“He and his staff saved me, they gave me a chance, they gave me a baby,” said Carrie Williams, a women who struggled with infertility. About 12 percent of women aged 15 to 44 in the United States have difficulty getting pregnant or carrying a pregnancy to term according to the Centers for Disease Control and Prevention. Carrie Williams was part of that statistic…trying everything to start a family since she was in her early twenties. “I tried the Clomid, I lost over 100 pounds because they told me obesity was an issue,” said Williams.
Along with her infertility issues Williams had also experienced a miscarriage. She says she felt as if she was missing out on something that seemed so easy for others in her life. “I had to go through a lot of watching friends have babies, watching relatives have babies and still had this emptiness that i could not fill,” said Williams. And would try anything to get rid of that empty feeling. “I couldn’t fill it with anything…hiking, hobbies you know,” said Williams.
Williams is now 36 years old and ten weeks pregnant…expecting her first child thanks to the Southern California Reproductive Center. She went through IVF last June and had her first frozen embryo transfer that August which was unsuccessful. This past February she chose a different type of frozen embryo transfer called preimplantation genetic diagnosis. With this process they test the embryo for chromosome balance. This method is often chosen by patients who have no underlying genetic problems but are infertile.
The chance of having a baby decreases every year after the age of 30 according to the CDC. Experts suggest for women younger than 35 they should try for at least a year and for those 35 years or older they recommend trying for 6 months before seeing a doctor. “They are telling me you’re over 35 and your eggs are no longer good and then that was it,” said Williams.
Doctor Daniel Rychlik with the Southern California Reproductive Center says that his team hopes to change that with advanced technology. “A lot of women out there struggle with the inability to have a family and we can actually bring that to them, so in a lot of things in medicine that deal with negativity we deal with positivity,” said Rychlik. Williams encourages others struggling with infertility to try everything because when it finally happens all the pain becomes worth the future family. “Never give up on something that you can’t stop thinking about every single day,” said Williams.

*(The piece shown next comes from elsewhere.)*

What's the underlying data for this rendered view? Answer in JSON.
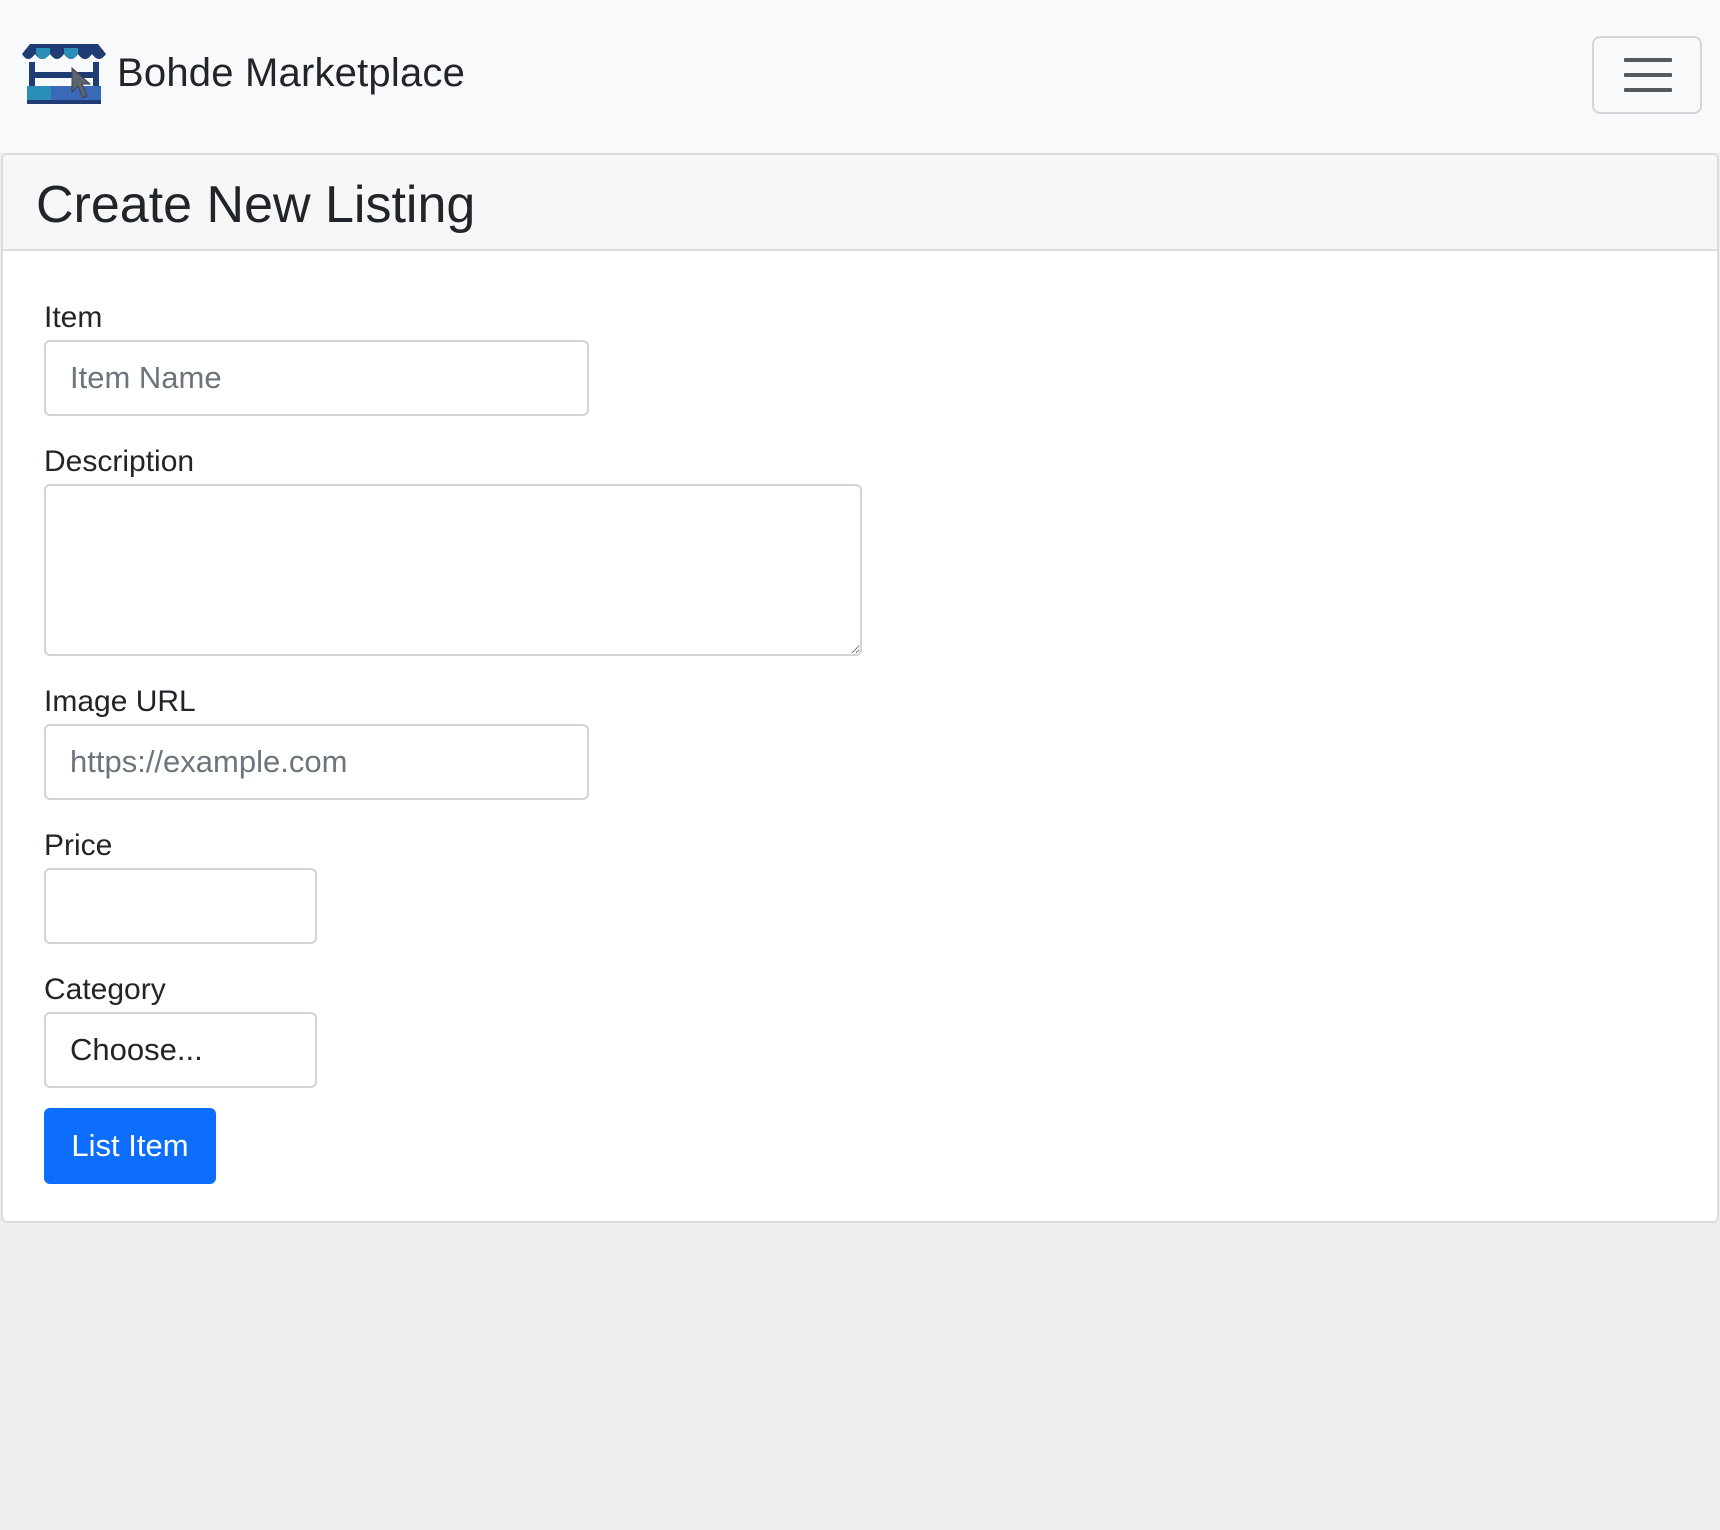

For the two frozen embryo transfers, the egg retrieval and the genetic testing and freezing the IVF treatment Williams received costs about 22,000 dollars. Some of that cost is covered by insurance. The Southern California reproductive center, located on Old River Road, is hosting a free fertility educational event. To sign up for that event, click here.